6. Remain calm and reassuring. Check yourself and other for injuries. Do not move injured people unless they are in danger. Use your training to provide first aid, use fire extinguishers, and clean up spills. In laboratories, safely shut down processes when possible.
7. Expect aftershocks. After large earthquakes, tremors and aftershocks can continue for days.
8. Be ready to act without electricity or lights. Know how to move around your work area and how to exit in the dark. Know how to access and use your emergency supplies. Be aware of objects that have shifted during the quake.
9. If you must leave a building, use extreme caution. Continually assess your surroundings and be on the lookout for falling debris and other hazards. Take your keys, personal items and emergency supplies with you if safe to do so. Do not re-enter damaged buildings until an all-clear is given.
10. Use telephones only to report a life-threatening emergency. Cell and hard-line phone systems will be jammed. Text messages take less band width and may go through when voice calls can’t be made.
Have Emergency Kits
what might life be like without an emergency kit? Without one, you could be out of food, water, or supplies to help keep you warm at night with no power. First aid supplies are very useful, especially to patch up cuts, wounds, and other injuries sustained during the disaster. Once the earthquake stops, medical personnel will be focusing their time on the most critically injured, so if you’re not on that list, you’ll be fending for yourself for possibly days.
Although earthquakes strike without warning, there are many actions that can be taken to reduce their impact. It is important that precautions be taken before an earthquake occurs.

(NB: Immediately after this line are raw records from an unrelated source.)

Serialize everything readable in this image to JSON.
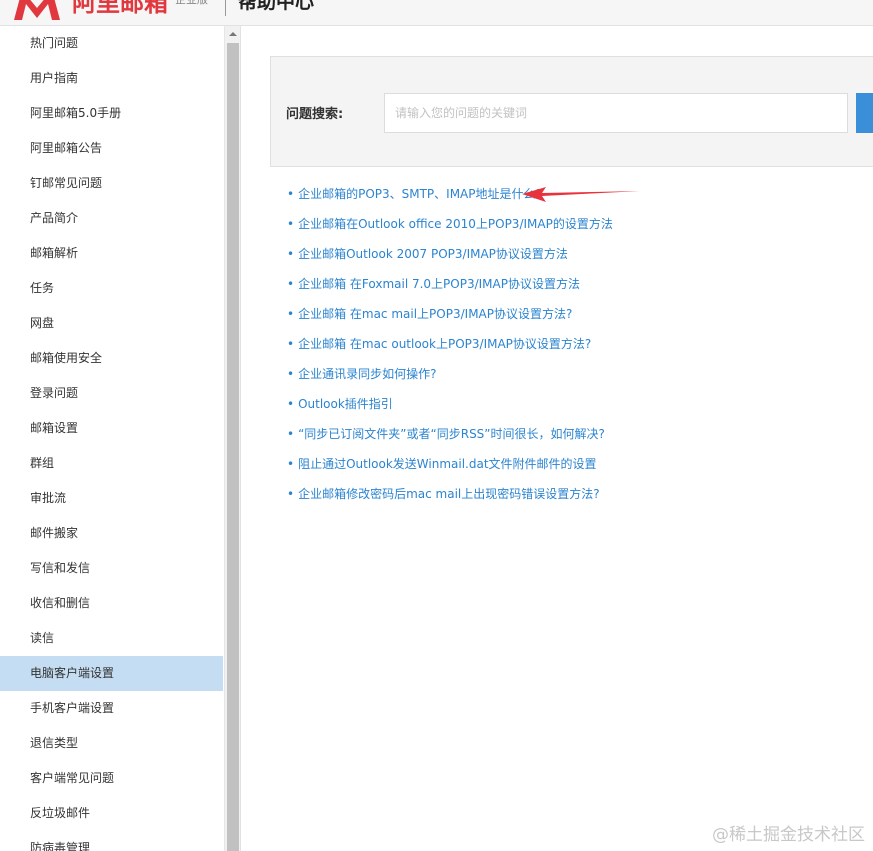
{
  "header": {
    "logo_text": "阿里邮箱",
    "edition": "企业版",
    "title": "帮助中心"
  },
  "sidebar": {
    "items": [
      {
        "label": "热门问题"
      },
      {
        "label": "用户指南"
      },
      {
        "label": "阿里邮箱5.0手册"
      },
      {
        "label": "阿里邮箱公告"
      },
      {
        "label": "钉邮常见问题"
      },
      {
        "label": "产品简介"
      },
      {
        "label": "邮箱解析"
      },
      {
        "label": "任务"
      },
      {
        "label": "网盘"
      },
      {
        "label": "邮箱使用安全"
      },
      {
        "label": "登录问题"
      },
      {
        "label": "邮箱设置"
      },
      {
        "label": "群组"
      },
      {
        "label": "审批流"
      },
      {
        "label": "邮件搬家"
      },
      {
        "label": "写信和发信"
      },
      {
        "label": "收信和删信"
      },
      {
        "label": "读信"
      },
      {
        "label": "电脑客户端设置",
        "active": true
      },
      {
        "label": "手机客户端设置"
      },
      {
        "label": "退信类型"
      },
      {
        "label": "客户端常见问题"
      },
      {
        "label": "反垃圾邮件"
      },
      {
        "label": "防病毒管理"
      }
    ]
  },
  "search": {
    "label": "问题搜索:",
    "placeholder": "请输入您的问题的关键词"
  },
  "faq": {
    "bullet": "•",
    "items": [
      "企业邮箱的POP3、SMTP、IMAP地址是什么?",
      "企业邮箱在Outlook office 2010上POP3/IMAP的设置方法",
      "企业邮箱Outlook 2007 POP3/IMAP协议设置方法",
      "企业邮箱 在Foxmail 7.0上POP3/IMAP协议设置方法",
      "企业邮箱 在mac mail上POP3/IMAP协议设置方法?",
      "企业邮箱 在mac outlook上POP3/IMAP协议设置方法?",
      "企业通讯录同步如何操作?",
      "Outlook插件指引",
      "“同步已订阅文件夹”或者“同步RSS”时间很长，如何解决?",
      "阻止通过Outlook发送Winmail.dat文件附件邮件的设置",
      "企业邮箱修改密码后mac mail上出现密码错误设置方法?"
    ]
  },
  "watermark": "@稀土掘金技术社区",
  "colors": {
    "brand_red": "#e0383e",
    "link_blue": "#2b84d0",
    "active_bg": "#c4ddf2",
    "button_blue": "#3b8fd9"
  }
}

1.Before an earthquake Buildings should be inspected for:
1.cracks and weaknesses
defective electrical wiring
inflexible gas connections and leaking gas
objects that could topple, causing injury
>Bolt down water heaters and gas appliances
>Know where and how to shut off electricity, gas and water at main switches and valves
>Place large or heavy objects on lower shelves
>Securely fasten shelves and filing cabinets to walls. Computers should be attached to desks
>Strap down high or top heavy objects
Bottles, glass, china, and other breakables should be stored in low cabinets. All cabinets should be kept locked
> Overhead lighting fixtures, such as chandeliers, and fluorescent bulbs should be securely anchored and covered
> Practise earthquake drills regularly so employees know what to do in an earthquake. This would include:
the evacuation of the building
>the identification of an open space as an assembly point after the earthquake
>the formation and training of a safety committee
>developing a disaster plan
Have On Hand
>Flashlights and battery operated radios in case power is cut off
Making Buildings Safer
New buildings must be made stronger and more flexible. Older buildings must be made stronger and more flexible.
•Construction Methods –
•Base-isolated building is a building designed to reduce the amount of energy that reaches the building during an earthquake.
•Cause floods and fire when gas pipes and water mains break.
•Flexible joints and automatic shut off valves can be installed.
General recommendations during an earthquake
Find out what you should / should not do during an earthquake – inside buildings, outside, and while traveling.
Inside a building
Take cover (e. g. under a sturdy table) and keep calm
Beware of falling objects (e. g. shelves, heavy furniture, televisions, stereos and light fittings) and keep away from windows and glass walls, which may shatter
Only leave the building when the surrounding area is safe (when there are no more falling objects such as roof tiles, etc.)
Stay outside, do not seek shelter in a building
Keep away from buildings, bridges, electricity pylons, large trees, and other things that could collapse or fall
Keep away from the shores of bodies of water
In a Vehicle
Stop the vehicle and do not leave it during the quake
Do not stop on a bridge, at an underpass, or in a tunnel, and keep away from buildings at the side of the road (danger of collapse)